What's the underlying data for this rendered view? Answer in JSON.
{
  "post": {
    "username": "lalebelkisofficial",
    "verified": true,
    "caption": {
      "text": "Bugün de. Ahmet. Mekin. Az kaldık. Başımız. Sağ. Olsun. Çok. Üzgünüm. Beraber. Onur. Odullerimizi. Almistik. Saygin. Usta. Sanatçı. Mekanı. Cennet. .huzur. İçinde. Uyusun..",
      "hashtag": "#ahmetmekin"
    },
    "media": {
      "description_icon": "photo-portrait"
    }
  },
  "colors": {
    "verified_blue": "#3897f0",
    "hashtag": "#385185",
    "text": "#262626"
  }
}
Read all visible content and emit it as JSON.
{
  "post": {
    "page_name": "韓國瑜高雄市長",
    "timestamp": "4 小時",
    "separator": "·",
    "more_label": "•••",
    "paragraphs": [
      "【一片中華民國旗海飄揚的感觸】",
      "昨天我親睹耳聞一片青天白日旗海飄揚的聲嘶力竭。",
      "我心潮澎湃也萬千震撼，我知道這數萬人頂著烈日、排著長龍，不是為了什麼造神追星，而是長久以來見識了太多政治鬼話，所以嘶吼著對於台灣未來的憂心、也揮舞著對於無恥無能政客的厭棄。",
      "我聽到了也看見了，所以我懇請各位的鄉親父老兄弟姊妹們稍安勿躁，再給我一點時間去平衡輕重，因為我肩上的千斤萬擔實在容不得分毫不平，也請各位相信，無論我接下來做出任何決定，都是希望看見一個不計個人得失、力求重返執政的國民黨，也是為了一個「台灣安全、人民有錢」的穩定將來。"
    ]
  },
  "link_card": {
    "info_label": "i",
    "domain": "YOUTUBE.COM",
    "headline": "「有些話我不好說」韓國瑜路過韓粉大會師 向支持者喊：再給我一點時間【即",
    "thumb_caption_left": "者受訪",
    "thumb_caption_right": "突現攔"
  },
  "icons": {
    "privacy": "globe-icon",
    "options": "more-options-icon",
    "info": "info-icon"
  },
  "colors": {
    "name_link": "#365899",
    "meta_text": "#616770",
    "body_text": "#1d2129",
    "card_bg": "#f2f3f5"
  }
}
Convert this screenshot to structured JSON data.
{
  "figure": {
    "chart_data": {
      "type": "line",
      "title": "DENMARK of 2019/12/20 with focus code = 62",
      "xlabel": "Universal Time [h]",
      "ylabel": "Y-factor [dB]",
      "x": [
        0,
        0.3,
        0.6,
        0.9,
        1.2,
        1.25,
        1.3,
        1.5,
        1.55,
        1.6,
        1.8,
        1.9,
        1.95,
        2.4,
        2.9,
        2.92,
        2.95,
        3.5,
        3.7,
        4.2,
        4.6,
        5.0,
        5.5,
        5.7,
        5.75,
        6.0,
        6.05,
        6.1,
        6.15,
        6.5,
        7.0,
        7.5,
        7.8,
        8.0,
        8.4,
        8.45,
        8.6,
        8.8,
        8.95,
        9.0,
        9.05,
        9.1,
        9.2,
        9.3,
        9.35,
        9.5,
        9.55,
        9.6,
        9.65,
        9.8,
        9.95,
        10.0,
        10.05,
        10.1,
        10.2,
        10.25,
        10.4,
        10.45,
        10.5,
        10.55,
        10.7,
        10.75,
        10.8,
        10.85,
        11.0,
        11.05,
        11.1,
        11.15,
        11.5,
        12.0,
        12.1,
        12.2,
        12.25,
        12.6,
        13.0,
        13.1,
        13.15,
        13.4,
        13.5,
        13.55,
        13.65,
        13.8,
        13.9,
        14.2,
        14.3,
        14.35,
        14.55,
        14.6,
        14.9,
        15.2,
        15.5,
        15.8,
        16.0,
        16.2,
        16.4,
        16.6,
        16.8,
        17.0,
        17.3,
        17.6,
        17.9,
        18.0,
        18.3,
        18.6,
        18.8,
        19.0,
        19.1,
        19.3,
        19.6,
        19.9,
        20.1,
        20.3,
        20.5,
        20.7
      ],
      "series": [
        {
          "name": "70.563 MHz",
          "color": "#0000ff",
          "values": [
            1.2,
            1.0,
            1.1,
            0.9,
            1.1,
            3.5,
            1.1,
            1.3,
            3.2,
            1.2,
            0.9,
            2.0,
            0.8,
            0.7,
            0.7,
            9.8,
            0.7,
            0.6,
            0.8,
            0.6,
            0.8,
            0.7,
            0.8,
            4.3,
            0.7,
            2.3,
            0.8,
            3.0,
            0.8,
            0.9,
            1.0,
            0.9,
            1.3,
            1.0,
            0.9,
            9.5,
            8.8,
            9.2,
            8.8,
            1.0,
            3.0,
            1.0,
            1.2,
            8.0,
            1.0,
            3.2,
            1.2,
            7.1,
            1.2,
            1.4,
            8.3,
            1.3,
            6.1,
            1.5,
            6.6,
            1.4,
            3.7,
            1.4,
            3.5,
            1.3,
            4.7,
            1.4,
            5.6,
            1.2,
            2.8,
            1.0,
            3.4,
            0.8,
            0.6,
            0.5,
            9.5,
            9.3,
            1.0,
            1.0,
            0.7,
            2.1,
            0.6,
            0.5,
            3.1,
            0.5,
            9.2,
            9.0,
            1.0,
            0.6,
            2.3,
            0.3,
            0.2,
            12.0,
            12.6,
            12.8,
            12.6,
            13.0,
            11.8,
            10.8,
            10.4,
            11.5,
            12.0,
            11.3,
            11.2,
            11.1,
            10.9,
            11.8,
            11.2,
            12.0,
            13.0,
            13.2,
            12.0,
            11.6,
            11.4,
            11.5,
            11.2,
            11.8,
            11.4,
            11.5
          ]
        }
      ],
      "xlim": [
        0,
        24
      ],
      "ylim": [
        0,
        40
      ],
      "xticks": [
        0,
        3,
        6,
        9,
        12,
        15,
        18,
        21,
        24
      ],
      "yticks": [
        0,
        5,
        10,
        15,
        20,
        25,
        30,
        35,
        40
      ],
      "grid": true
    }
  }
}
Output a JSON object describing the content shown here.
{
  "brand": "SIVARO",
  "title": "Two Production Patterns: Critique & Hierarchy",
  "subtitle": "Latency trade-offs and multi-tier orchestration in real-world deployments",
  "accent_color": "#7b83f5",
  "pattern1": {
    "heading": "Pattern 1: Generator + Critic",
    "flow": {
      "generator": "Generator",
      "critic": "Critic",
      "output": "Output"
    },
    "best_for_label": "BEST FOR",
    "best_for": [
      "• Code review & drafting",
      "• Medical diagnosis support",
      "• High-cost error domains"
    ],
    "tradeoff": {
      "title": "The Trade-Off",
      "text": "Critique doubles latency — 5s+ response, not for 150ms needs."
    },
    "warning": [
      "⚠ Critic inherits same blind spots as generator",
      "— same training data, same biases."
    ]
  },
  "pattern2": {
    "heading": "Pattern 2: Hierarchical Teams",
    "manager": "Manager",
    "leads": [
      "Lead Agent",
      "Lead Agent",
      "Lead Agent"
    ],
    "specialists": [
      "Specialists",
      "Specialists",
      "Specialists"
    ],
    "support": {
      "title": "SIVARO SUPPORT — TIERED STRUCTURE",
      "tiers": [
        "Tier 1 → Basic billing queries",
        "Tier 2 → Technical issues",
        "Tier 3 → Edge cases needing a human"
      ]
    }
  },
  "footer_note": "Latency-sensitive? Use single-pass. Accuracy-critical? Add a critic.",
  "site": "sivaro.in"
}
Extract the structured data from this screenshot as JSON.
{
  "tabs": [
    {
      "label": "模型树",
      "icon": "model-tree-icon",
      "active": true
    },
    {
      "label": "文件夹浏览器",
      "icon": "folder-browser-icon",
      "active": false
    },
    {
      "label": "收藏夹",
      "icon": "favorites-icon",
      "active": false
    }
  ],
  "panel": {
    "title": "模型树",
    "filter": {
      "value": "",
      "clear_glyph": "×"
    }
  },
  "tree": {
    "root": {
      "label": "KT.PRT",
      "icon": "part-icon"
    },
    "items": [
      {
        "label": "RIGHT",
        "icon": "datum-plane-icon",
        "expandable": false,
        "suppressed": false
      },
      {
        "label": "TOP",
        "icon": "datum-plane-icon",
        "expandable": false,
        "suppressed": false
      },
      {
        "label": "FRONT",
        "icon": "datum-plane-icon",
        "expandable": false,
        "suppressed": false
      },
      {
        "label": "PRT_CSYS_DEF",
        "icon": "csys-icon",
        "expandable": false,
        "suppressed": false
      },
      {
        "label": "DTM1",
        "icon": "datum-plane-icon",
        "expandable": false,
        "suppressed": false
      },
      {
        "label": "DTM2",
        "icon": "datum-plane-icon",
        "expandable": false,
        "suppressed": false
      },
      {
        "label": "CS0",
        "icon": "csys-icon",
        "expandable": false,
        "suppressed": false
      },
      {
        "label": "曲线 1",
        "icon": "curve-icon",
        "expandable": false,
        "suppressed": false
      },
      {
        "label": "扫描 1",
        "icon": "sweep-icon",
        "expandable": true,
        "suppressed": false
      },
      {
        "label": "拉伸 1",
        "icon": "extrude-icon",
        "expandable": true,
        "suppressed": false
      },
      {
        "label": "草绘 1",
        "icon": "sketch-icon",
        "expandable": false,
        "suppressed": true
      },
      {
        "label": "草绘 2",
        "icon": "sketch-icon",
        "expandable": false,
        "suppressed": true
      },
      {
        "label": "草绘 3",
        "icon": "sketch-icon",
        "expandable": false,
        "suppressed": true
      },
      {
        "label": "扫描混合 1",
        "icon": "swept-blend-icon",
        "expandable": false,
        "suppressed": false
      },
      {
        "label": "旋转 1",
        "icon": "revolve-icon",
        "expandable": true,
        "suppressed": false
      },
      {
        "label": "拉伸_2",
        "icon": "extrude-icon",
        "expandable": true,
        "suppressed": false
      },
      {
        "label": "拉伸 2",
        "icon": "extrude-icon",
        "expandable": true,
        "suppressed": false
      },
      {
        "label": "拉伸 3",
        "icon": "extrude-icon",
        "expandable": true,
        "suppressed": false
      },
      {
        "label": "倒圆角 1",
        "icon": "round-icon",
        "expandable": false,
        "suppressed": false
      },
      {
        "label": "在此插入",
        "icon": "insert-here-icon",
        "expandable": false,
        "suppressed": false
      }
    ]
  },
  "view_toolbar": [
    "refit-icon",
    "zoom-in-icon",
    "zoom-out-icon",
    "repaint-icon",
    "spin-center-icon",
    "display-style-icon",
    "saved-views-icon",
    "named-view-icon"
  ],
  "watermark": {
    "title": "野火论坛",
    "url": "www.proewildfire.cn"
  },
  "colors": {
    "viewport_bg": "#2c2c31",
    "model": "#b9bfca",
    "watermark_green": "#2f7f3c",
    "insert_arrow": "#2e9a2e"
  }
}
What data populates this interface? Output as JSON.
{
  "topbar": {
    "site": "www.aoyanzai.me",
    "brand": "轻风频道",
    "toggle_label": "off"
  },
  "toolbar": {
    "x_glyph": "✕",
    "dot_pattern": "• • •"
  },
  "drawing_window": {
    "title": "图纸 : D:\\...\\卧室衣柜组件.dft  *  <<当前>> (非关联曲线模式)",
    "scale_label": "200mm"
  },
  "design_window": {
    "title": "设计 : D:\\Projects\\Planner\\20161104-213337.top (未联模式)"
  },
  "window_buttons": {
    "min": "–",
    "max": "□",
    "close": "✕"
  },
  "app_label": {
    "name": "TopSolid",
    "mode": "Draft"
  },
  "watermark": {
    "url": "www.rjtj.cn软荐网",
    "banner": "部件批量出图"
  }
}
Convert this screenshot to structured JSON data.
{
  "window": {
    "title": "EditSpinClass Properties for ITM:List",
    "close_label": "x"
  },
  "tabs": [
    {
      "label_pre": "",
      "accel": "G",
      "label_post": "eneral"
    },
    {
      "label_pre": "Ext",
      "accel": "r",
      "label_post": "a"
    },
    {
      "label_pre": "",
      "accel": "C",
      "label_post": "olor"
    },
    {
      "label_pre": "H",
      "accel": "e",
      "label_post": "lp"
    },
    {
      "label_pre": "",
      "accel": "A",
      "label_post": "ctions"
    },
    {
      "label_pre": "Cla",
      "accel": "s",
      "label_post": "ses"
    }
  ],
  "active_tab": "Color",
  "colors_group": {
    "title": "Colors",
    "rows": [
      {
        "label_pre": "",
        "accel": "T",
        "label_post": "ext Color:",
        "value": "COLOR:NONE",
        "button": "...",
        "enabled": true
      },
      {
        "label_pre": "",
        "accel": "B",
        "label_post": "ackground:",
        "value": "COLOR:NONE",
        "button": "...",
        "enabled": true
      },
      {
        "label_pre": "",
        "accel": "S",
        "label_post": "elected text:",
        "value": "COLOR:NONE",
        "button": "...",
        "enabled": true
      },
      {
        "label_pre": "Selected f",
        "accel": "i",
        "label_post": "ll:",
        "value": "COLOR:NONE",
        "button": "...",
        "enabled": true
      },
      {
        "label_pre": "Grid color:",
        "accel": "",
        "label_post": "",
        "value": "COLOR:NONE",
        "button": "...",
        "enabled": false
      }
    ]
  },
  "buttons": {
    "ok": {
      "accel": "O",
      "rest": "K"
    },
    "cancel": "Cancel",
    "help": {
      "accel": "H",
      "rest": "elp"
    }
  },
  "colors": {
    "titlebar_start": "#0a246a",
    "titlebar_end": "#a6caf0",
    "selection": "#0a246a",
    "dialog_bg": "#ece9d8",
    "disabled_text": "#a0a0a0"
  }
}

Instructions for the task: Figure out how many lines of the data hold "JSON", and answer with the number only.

Task output: 7